‘And today’s sermon shall be on the value of chastity.’ The bitter thought swirls and sticks as I sit, eyes downcast, a penitent look fixed firmly on my face, listening to Mum berate me for missing my curfew, yet again. Why doesn’t she get it? Her rules were fine when I was a kid, but I’m almost an adult now, it’s time she came to terms with that.
I look up at her, eyes wide, brimming with tears. I’m getting really good at crying on demand. And she falls for it every time. Does she really believe that lecturing me like this will convince me? Besides, I’m pretty sure I remember hearing stories about what a tearaway she was at my age. What was it that Aunt Celia said? Something about Mum being a ‘real looker’ and a ‘party girl’? Not as innocent as she’s trying to make out now.
Oh, here we go. We’re onto the dangers of being out late at night, and how the world isn’t like it was when she was young, how it’s a much more dangerous place now, and I just have to realise that the streets aren’t safe anymore. ‘Sure, Mum. You’d know all about that, sitting in here in front of the telly, knitting on your lap, like an old grandma, every night.’
My contempt must be showing in the sneer of my lips, the tilt of my eyebrow, because her voice is going up an octave, her face is turning an interesting shade of crimson, and the finger’s out, waggling away at me. You know she’s serious when that finger comes waggling out. I really want to laugh in her face. Doesn’t she realise how cartoonish she looks?
How many times, and in how many ways can I tell her this same message? She just doesn’t see the kind of danger she puts herself in every night. Even if she makes it home safely, she doesn’t seem to understand that reputations stick like glue.

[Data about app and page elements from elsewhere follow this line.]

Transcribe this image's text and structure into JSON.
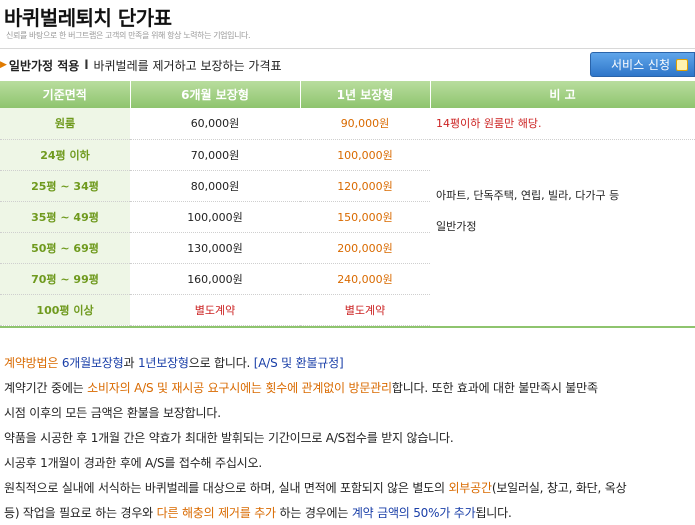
{
  "page": {
    "title": "바퀴벌레퇴치 단가표",
    "subtitle": "신뢰를 바탕으로 한 버그트랩은 고객의 만족을 위해 항상 노력하는 기업입니다."
  },
  "filter": {
    "strong": "일반가정 적용",
    "sep": "l",
    "desc": "바퀴벌레를 제거하고 보장하는 가격표"
  },
  "service_button": {
    "label": "서비스 신청"
  },
  "table": {
    "headers": [
      "기준면적",
      "6개월 보장형",
      "1년 보장형",
      "비 고"
    ],
    "rows": [
      {
        "area": "원룸",
        "m6": "60,000원",
        "y1": "90,000원"
      },
      {
        "area": "24평 이하",
        "m6": "70,000원",
        "y1": "100,000원"
      },
      {
        "area": "25평 ~ 34평",
        "m6": "80,000원",
        "y1": "120,000원"
      },
      {
        "area": "35평 ~ 49평",
        "m6": "100,000원",
        "y1": "150,000원"
      },
      {
        "area": "50평 ~ 69평",
        "m6": "130,000원",
        "y1": "200,000원"
      },
      {
        "area": "70평 ~ 99평",
        "m6": "160,000원",
        "y1": "240,000원"
      },
      {
        "area": "100평 이상",
        "m6": "별도계약",
        "y1": "별도계약"
      }
    ],
    "remark_oneroom": "14평이하 원룸만 해당.",
    "remark_types": "아파트, 단독주택, 연립, 빌라, 다가구 등",
    "remark_home": "일반가정"
  },
  "notes": {
    "l1a": "계약방법은",
    "l1b": "6개월보장형",
    "l1c": "과",
    "l1d": "1년보장형",
    "l1e": "으로 합니다.",
    "l1link": "[A/S 및 환불규정]",
    "l2a": "계약기간 중에는",
    "l2b": "소비자의 A/S 및 재시공 요구시에는 횟수에 관계없이 방문관리",
    "l2c": "합니다. 또한 효과에 대한 불만족시 불만족",
    "l3": "시점 이후의 모든 금액은 환불을 보장합니다.",
    "l4": "약품을 시공한 후 1개월 간은 약효가 최대한 발휘되는 기간이므로 A/S접수를 받지 않습니다.",
    "l5": "시공후 1개월이 경과한 후에 A/S를 접수해 주십시오.",
    "l6a": "원칙적으로 실내에 서식하는 바퀴벌레를 대상으로 하며, 실내 면적에 포함되지 않은 별도의",
    "l6b": "외부공간",
    "l6c": "(보일러실, 창고, 화단, 옥상",
    "l7a": "등) 작업을 필요로 하는 경우와",
    "l7b": "다른 해충의 제거를 추가",
    "l7c": "하는 경우에는",
    "l7d": "계약 금액의 50%가 추가",
    "l7e": "됩니다."
  },
  "colors": {
    "header_green": "#8ec46e",
    "area_green": "#6f9a1e",
    "price_orange": "#d96a00",
    "alert_red": "#cc2222",
    "link_blue": "#1a3fa8",
    "button_blue": "#2f76c9"
  }
}
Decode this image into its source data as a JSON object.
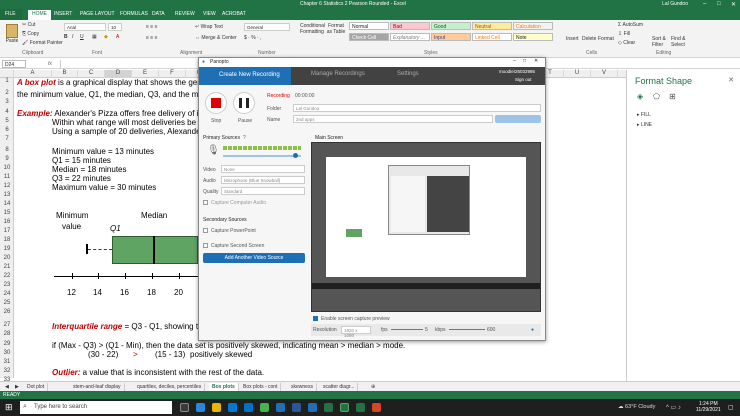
{
  "window": {
    "title": "Chapter 6 Statistics 2 Pearson Rounded - Excel",
    "user": "Lal Gundoo"
  },
  "ribbon": {
    "file_tab": "FILE",
    "tabs": [
      "HOME",
      "INSERT",
      "PAGE LAYOUT",
      "FORMULAS",
      "DATA",
      "REVIEW",
      "VIEW",
      "ACROBAT"
    ],
    "clipboard": {
      "cut": "Cut",
      "copy": "Copy",
      "format_painter": "Format Painter",
      "paste": "Paste",
      "group": "Clipboard"
    },
    "font": {
      "name": "Arial",
      "size": "10",
      "group": "Font"
    },
    "alignment": {
      "wrap": "Wrap Text",
      "merge": "Merge & Center",
      "group": "Alignment"
    },
    "number": {
      "format": "General",
      "group": "Number"
    },
    "styles": {
      "conditional": "Conditional Formatting",
      "format_table": "Format as Table",
      "normal": "Normal",
      "bad": "Bad",
      "good": "Good",
      "neutral": "Neutral",
      "calculation": "Calculation",
      "check_cell": "Check Cell",
      "explanatory": "Explanatory ...",
      "input": "Input",
      "linked_cell": "Linked Cell",
      "note": "Note",
      "group": "Styles"
    },
    "cells": {
      "insert": "Insert",
      "delete": "Delete",
      "format": "Format",
      "group": "Cells"
    },
    "editing": {
      "autosum": "AutoSum",
      "fill": "Fill",
      "clear": "Clear",
      "sort": "Sort & Filter",
      "find": "Find & Select",
      "group": "Editing"
    }
  },
  "formula_bar": {
    "name_box": "D24",
    "fx": "fx"
  },
  "columns": [
    "A",
    "B",
    "C",
    "D",
    "E",
    "F",
    "G",
    "H",
    "I",
    "J",
    "K",
    "L",
    "M",
    "N",
    "O",
    "P",
    "Q",
    "R",
    "S",
    "T",
    "U",
    "V"
  ],
  "rows": [
    "1",
    "2",
    "3",
    "4",
    "5",
    "6",
    "7",
    "8",
    "9",
    "10",
    "11",
    "12",
    "13",
    "14",
    "15",
    "16",
    "17",
    "18",
    "19",
    "20",
    "21",
    "22",
    "23",
    "24",
    "25",
    "26",
    "27",
    "28",
    "29",
    "30",
    "31",
    "32",
    "33"
  ],
  "sheet": {
    "r1_term": "A box plot",
    "r1_rest": " is a graphical display that shows the genera",
    "r2": "the minimum value, Q1, the median, Q3, and the maxim",
    "r4_label": "Example:",
    "r4_rest": " Alexander's Pizza offers free delivery of its p",
    "r5": "Within what range will most deliveries be con",
    "r6": "Using a sample of 20 deliveries, Alexander d",
    "r8": "Minimum value = 13 minutes",
    "r9": "Q1 = 15 minutes",
    "r10": "Median = 18 minutes",
    "r11": "Q3 = 22 minutes",
    "r12": "Maximum value = 30 minutes",
    "r27_term": "Interquartile range",
    "r27_rest": " = Q3 - Q1, showing the",
    "r29": "if (Max - Q3) > (Q1 - Min), then the data set is positively skewed, indicating mean > median > mode.",
    "r30_a": "(30 - 22)",
    "r30_gt": ">",
    "r30_b": "(15 - 13)",
    "r30_c": "positively skewed",
    "r32_term": "Outlier:",
    "r32_rest": " a value that is inconsistent with the rest of the data."
  },
  "boxplot": {
    "min_label_1": "Minimum",
    "min_label_2": "value",
    "q1_label": "Q1",
    "median_label": "Median",
    "ticks": [
      "12",
      "14",
      "16",
      "18",
      "20"
    ]
  },
  "sheet_tabs": [
    "Dot plot",
    "stem-and-leaf display",
    "quartiles, deciles, percentiles",
    "Box plots",
    "Box plots - cont",
    "skewness",
    "scatter diagr..."
  ],
  "active_sheet": "Box plots",
  "status": {
    "left": "READY"
  },
  "format_pane": {
    "title": "Format Shape",
    "fill": "FILL",
    "line": "LINE"
  },
  "panopto": {
    "app_name": "Panopto",
    "tabs": {
      "create": "Create New Recording",
      "manage": "Manage Recordings",
      "settings": "Settings"
    },
    "account": "moodle\\26032986",
    "sign_out": "Sign out",
    "recording_label": "Recording",
    "timer": "00:00:00",
    "stop": "Stop",
    "pause": "Pause",
    "folder_label": "Folder",
    "folder_value": "Lal Gundoo",
    "name_label": "Name",
    "name_value": "2nd apps",
    "primary_sources": "Primary Sources",
    "video_label": "Video",
    "video_value": "None",
    "audio_label": "Audio",
    "audio_value": "Microphone (Blue Snowball)",
    "quality_label": "Quality",
    "quality_value": "Standard",
    "capture_computer_audio": "Capture Computer Audio",
    "secondary_sources": "Secondary Sources",
    "capture_powerpoint": "Capture PowerPoint",
    "capture_second_screen": "Capture Second Screen",
    "add_video_source": "Add Another Video Source",
    "main_screen": "Main Screen",
    "enable_preview": "Enable screen capture preview",
    "resolution_label": "Resolution",
    "resolution_value": "1920 x 1080",
    "fps_label": "fps",
    "fps_value": "5",
    "kbps_label": "kbps",
    "kbps_value": "600"
  },
  "taskbar": {
    "search": "Type here to search",
    "weather": "63°F Cloudy",
    "time": "1:24 PM",
    "date": "11/29/2021"
  },
  "colors": {
    "excel_green": "#217346",
    "panopto_blue": "#1f6fb5",
    "box_green": "#5fa463"
  }
}
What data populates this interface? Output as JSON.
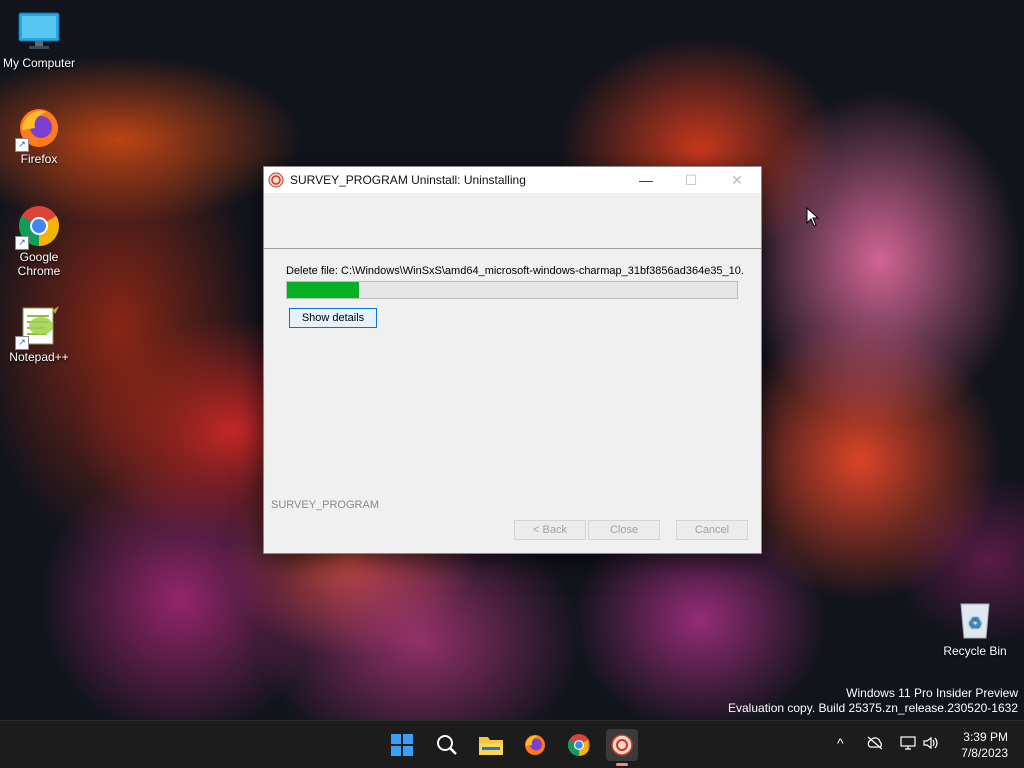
{
  "desktop": {
    "icons": [
      {
        "label": "My Computer"
      },
      {
        "label": "Firefox"
      },
      {
        "label": "Google Chrome"
      },
      {
        "label": "Notepad++"
      },
      {
        "label": "Recycle Bin"
      }
    ],
    "watermark": {
      "line1": "Windows 11 Pro Insider Preview",
      "line2": "Evaluation copy. Build 25375.zn_release.230520-1632"
    }
  },
  "installer": {
    "title": "SURVEY_PROGRAM Uninstall: Uninstalling",
    "status_text": "Delete file: C:\\Windows\\WinSxS\\amd64_microsoft-windows-charmap_31bf3856ad364e35_10.",
    "progress_fraction": 0.16,
    "show_details_label": "Show details",
    "brand_text": "SURVEY_PROGRAM",
    "back_label": "< Back",
    "close_label": "Close",
    "cancel_label": "Cancel",
    "minimize_glyph": "—",
    "maximize_glyph": "☐",
    "close_glyph": "✕"
  },
  "taskbar": {
    "icons": [
      "start-icon",
      "search-icon",
      "file-explorer-icon",
      "firefox-icon",
      "chrome-icon",
      "survey-program-icon"
    ],
    "tray": {
      "chevron": "^",
      "time": "3:39 PM",
      "date": "7/8/2023"
    }
  },
  "colors": {
    "progress_fill": "#06b025",
    "primary_border": "#0078d7",
    "taskbar_bg": "#1c1c1c"
  }
}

People have already started talking about her, what sort of a girl she is. I see them at the butcher’s, whispering in corners, suddenly stopping when I walk through the door. I hear the nasty rumours, mumbled to each other behind covering hands. Those things don’t go away in a small town. I should know.
Does she really think I don’t know what it feels like to be seventeen? To want so desperately to be free, to test out these new curves, this new magnetism that pulls all the boys in? Does she think I was always an old woman, content with my knitting and the telly?
If only she knew the lies I’ve had to spin into a cloak of respectability. If only she knew the truth of her own birth, the violence of it. If only she knew I’m 34, not 44.